ALPA Calls for One Level of Safety for Lithium Battery Shipments

Last week, the Air Line Pilots Association, Int’l, urged the Pipeline and Hazardous Materials Safety Administration (PHMSA) to adopt more stringent regulations over the air transportation of lithium batteries and align them with current International Civil Aviation Organization (ICAO) requirements. ALPA’s written comments responded to PHMSA’s recent Notice of Proposed Rulemaking (NPRM) regarding the air transportation of lithium batteries.

In addition, ALPA released a new primer on the safety considerations of air shipments of lithium batteries. The paper details the deficiencies with current dangerous goods regulations in the United States and offers recommendations for how ICAO and PHMSA can implement additional safeguards.
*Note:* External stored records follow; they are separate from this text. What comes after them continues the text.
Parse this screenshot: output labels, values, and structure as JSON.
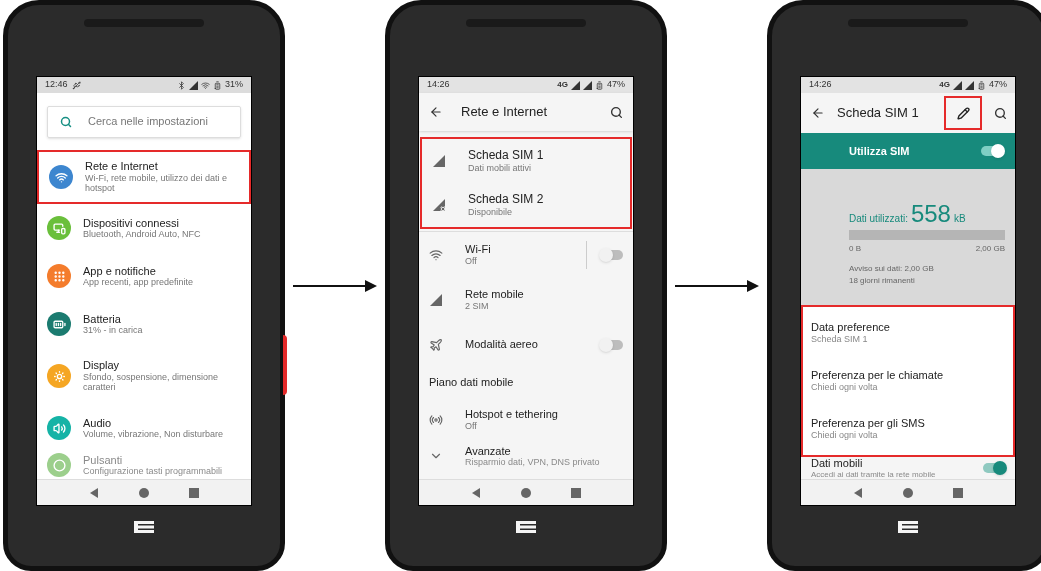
{
  "screens": [
    {
      "status": {
        "time": "12:46",
        "battery": "31%"
      },
      "search": {
        "placeholder": "Cerca nelle impostazioni"
      },
      "items": [
        {
          "title": "Rete e Internet",
          "subtitle": "Wi-Fi, rete mobile, utilizzo dei dati e hotspot",
          "color": "#3d86cf",
          "highlighted": true,
          "faded": false
        },
        {
          "title": "Dispositivi connessi",
          "subtitle": "Bluetooth, Android Auto, NFC",
          "color": "#6abf3b",
          "highlighted": false,
          "faded": false
        },
        {
          "title": "App e notifiche",
          "subtitle": "App recenti, app predefinite",
          "color": "#f47c2c",
          "highlighted": false,
          "faded": false
        },
        {
          "title": "Batteria",
          "subtitle": "31% - in carica",
          "color": "#1b7b70",
          "highlighted": false,
          "faded": false
        },
        {
          "title": "Display",
          "subtitle": "Sfondo, sospensione, dimensione caratteri",
          "color": "#f5a623",
          "highlighted": false,
          "faded": false
        },
        {
          "title": "Audio",
          "subtitle": "Volume, vibrazione, Non disturbare",
          "color": "#15b3a6",
          "highlighted": false,
          "faded": false
        },
        {
          "title": "Pulsanti",
          "subtitle": "Configurazione tasti programmabili",
          "color": "#9ccf8c",
          "highlighted": false,
          "faded": true
        }
      ]
    },
    {
      "status": {
        "time": "14:26",
        "network": "4G",
        "battery": "47%"
      },
      "toolbar": {
        "title": "Rete e Internet"
      },
      "sim_group": {
        "highlighted": true,
        "items": [
          {
            "kind": "sim",
            "title": "Scheda SIM 1",
            "subtitle": "Dati mobili attivi"
          },
          {
            "kind": "sim_off",
            "title": "Scheda SIM 2",
            "subtitle": "Disponibile"
          }
        ]
      },
      "items": [
        {
          "kind": "wifi",
          "title": "Wi-Fi",
          "subtitle": "Off",
          "on": false
        },
        {
          "kind": "signal",
          "title": "Rete mobile",
          "subtitle": "2 SIM"
        },
        {
          "kind": "plane",
          "title": "Modalità aereo",
          "on": false
        },
        {
          "kind": "header",
          "title": "Piano dati mobile"
        },
        {
          "kind": "hotspot",
          "title": "Hotspot e tethering",
          "subtitle": "Off"
        },
        {
          "kind": "expand",
          "title": "Avanzate",
          "subtitle": "Risparmio dati, VPN, DNS privato"
        }
      ]
    },
    {
      "status": {
        "time": "14:26",
        "network": "4G",
        "battery": "47%"
      },
      "toolbar": {
        "title": "Scheda SIM 1",
        "edit_highlighted": true
      },
      "use_sim": {
        "label": "Utilizza SIM",
        "on": true
      },
      "usage": {
        "label": "Dati utilizzati:",
        "amount": "558",
        "unit": "kB",
        "min": "0 B",
        "max": "2,00 GB",
        "warning": "Avviso sui dati: 2,00 GB",
        "remaining": "18 giorni rimanenti"
      },
      "pref_group": {
        "highlighted": true,
        "items": [
          {
            "title": "Data preference",
            "subtitle": "Scheda SIM 1"
          },
          {
            "title": "Preferenza per le chiamate",
            "subtitle": "Chiedi ogni volta"
          },
          {
            "title": "Preferenza per gli SMS",
            "subtitle": "Chiedi ogni volta"
          }
        ]
      },
      "mobile_data": {
        "title": "Dati mobili",
        "subtitle": "Accedi ai dati tramite la rete mobile",
        "on": true
      }
    }
  ]
}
“ALPA has repeatedly raised questions about the safety and the potential fire hazards associated with shipping lithium batteries by air,” said Mark Rogers, director of ALPA’s Dangerous Goods Program. “The danger is increased as lithium battery fires may be difficult to extinguish in the best of circumstances, much less tens of thousands of feet in the air. We strongly believe that the ICAO requirements provide greater safety for pilots and the traveling public.”
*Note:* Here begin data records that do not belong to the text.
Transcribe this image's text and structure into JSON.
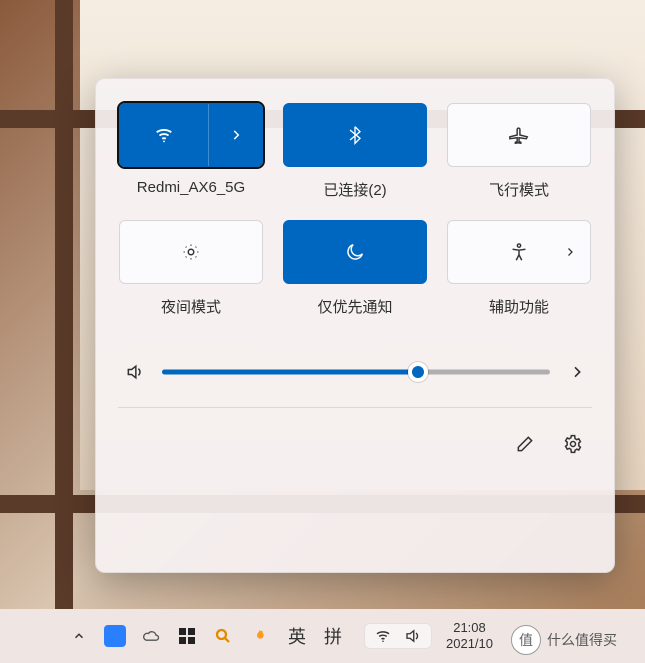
{
  "quick_settings": {
    "tiles": {
      "wifi": {
        "label": "Redmi_AX6_5G",
        "active": true
      },
      "bluetooth": {
        "label": "已连接(2)",
        "active": true
      },
      "airplane": {
        "label": "飞行模式",
        "active": false
      },
      "night": {
        "label": "夜间模式",
        "active": false
      },
      "focus": {
        "label": "仅优先通知",
        "active": true
      },
      "accessibility": {
        "label": "辅助功能",
        "active": false
      }
    },
    "volume": {
      "percent": 66
    }
  },
  "taskbar": {
    "ime": {
      "lang": "英",
      "mode": "拼"
    },
    "clock": {
      "time": "21:08",
      "date": "2021/10"
    }
  },
  "watermark": {
    "logo": "值",
    "text": "什么值得买"
  },
  "colors": {
    "accent": "#0067C0"
  }
}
The ICAO provisions incorporate new requirements for packages containing more than eight cells or two batteries, including training for the shipper and operator, dangerous goods labels, acceptance checks, preloading and unloading inspections, and inclusion on the information given to the pilot-in-command. Current U.S. regulations allow exceptions for a large number of consumer batteries in a single package, and any number of packages on an airplane. These batteries could be transported without a flight crew ever being aware of the potential risk.

ALPA cites one notable occurrence in September 2010—two United Parcel Service pilots lost their lives when they reported a main-deck fire shortly after takeoff and crashed while trying to return to the airport. On board the plane were 80,000 lithium batteries. Although the investigation continues, the real risks of lithium batteries cannot be ignored.

ALPA also contends that, in addition to simply providing the safest means of transporting these goods, having different and unequal standards of safety could jeopardize the FAA’s ability to enforce compliance—even for international shipments. It could also cause logistical problems for shippers guiding a shipment of lithium batteries through the United States to an international destination.

“We will continue to call for even stricter guidelines for the transportation of lithium batteries that go beyond ICAO’s provisions,” added Capt. Lee Moak, ALPA’s president. “But in the meantime, we recommend that PHMSA immediately withdraw its recent rulemaking and issue a final rule to align with ICAO’s technical instructions for the safe air transport of lithium batteries.”